Whatcom County MRC Project - Forage Fish
The Marine Resources Committee has identified protection and restoration of salmon habitat as a major objective of the group. Forage fish (including Pacific herring, sand lance, and surf smelt) are important food sources for salmon juveniles as they out-migrate through the nearshore environment. Forage fish habitat is, therefore, a very important component of the world, according to salmon.
What are Forage Fish?
“ Forage fish” is a generic term used to describe a group of small schooling fish that serve as a forage base for most of the marine food web. In Washington State, the three main forage fish include Surf Smelt (Hypomesus pretiosus), Pacific Sand Lance (Ammodytes hexapterus), and Pacific Herring (Clupea pallasi). All three species utilize the nearshore beaches for spawning, where they deposit eggs, and larvae grow until they are swept away by tidal currents. As the name suggests, forage fish larvae and adults, are heavily preyed upon by other marine fish, mammals, and birds. To offset heavy, predation forage fish produce large numbers of offspring during spawning. Since forage fish spawn in areas that are often impacted by humans, minor alterations of habitat can have pronounced effects on forage fish populations. For more information about forage fish visit our marine life fact sheets or the Snohomish County MRC forage fish fact sheet.
Relationship to Salmon
With the listing of many Puget Sound Salmon stocks as threatened or endangered, the issue of maintaining salmon forage fish stocks has been identified as a high priority by the Whatcom County Marine Resource Committee (MRC). The forage fish of concern in this assessment include, surf smelt, Pacific sand lance, and Pacific herring. All three species depend on nearshore habitats for spawning and rearing. Therefore, protection of nearshore habitats utilized by forage fish will be needed if salmon recovery is to be successful.
Forage Fish Protection
Washington Department of Fish and Wildlife (WDFW) presently attempts to protect all known, documented forage fish spawning sites from impacts of shoreline development. “No net loss” regulations for the protection of known spawning sites of these species are included in the wording of the Washington Administrative Code “Hydraulic Code Rules” (WAC 220-110), which are applied by WDFW marine habitat managers during considerations for granting Hydraulic Permits for in-water shoreline proposals.
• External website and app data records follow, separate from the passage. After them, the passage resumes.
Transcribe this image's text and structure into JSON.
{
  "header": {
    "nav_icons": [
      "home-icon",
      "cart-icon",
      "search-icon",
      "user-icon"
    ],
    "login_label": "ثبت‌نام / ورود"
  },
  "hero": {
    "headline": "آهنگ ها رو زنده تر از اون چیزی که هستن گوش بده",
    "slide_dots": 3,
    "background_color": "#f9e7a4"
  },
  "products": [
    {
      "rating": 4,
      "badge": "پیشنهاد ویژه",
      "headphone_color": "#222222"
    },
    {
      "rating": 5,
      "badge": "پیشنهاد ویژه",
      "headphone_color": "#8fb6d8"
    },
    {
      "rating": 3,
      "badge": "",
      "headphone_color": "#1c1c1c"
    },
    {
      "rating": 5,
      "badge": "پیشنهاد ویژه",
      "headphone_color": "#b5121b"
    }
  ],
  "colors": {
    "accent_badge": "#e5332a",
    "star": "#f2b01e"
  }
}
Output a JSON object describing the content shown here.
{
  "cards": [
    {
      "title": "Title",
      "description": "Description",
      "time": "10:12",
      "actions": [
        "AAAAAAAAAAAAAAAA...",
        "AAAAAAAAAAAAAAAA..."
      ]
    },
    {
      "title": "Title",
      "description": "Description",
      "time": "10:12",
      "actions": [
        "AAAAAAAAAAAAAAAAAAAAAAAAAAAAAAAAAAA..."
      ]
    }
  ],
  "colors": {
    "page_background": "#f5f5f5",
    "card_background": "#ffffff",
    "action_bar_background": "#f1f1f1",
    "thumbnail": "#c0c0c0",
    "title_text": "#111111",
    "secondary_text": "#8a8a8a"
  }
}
However, the habitat protection regulations apply to shorelines where spawn has actually been detected by WDFW or other qualified surveyors.
The Whatcom County Marine Resources Committee is taking part in a multi-county forage fish habitat inventory. The MRC is recruiting, training and coordinating volunteers to assist Washington State Department of Fish And Wildlife (WDFW) biologists with field surveys of Whatcom County shorelines. Gary Wood of the Island County MRC is the multi-county project coordinator for the Northwest Straits Forage Fish Assessments. The assessments are being conducted by a team of WDFW biologists, led by Dan Pentilla. The habitat inventory is also being conducted in Skagit, Snohomish, Island, San Juan, Jefferson, and Clallam counties. For more details on this coordinated inventory effort, visit the Island County MRC forage fish website.
As of June 2003, 128 survey sites have been sampled in Whatcom County
resulting in approximately 4100 feet of newly documented surf smelt spawning
Volunteers on the Beach
The Whatcom County MRC is coordinated volunteers to help conduct the surveys of forage fish habitat in Whatcom County. Volunteers spent four to six hours in the field working with a State Fisheries Biologist, collecting important data and learning first hand about the nearshore habitats of the greater Puget Sound area.
Join Jon-Paul Shannahan, the Whatcom County forage fish inventory coordinator, as he explores the world of forage fish in Whatcom County and the Puget Sound region.
- You will learn more about Pacific herring, surf smelt, and sand lance and how they are related to other species in the marine food web such as salmon, marine birds, and marine mammals.
- You will follow the footsteps of Washington State Fish and Wildlife biologists and local volunteers that are searching for forage fish eggs and habitat along Whatcom County shorelines.
- You will learn more about the marine nearshore environment and things that can be done to protect it and critical marine critters.
Through a coordinated project between the MRC and the City of Bellingham, Black Dog Productions produced an educational video about local forage fish. The video describes forage fish, their role in the local marine foodweb, and follows the steps of the forage fish habitat inventory efforts.This educational video is a part of the City of Bellingham's Water Whys video series.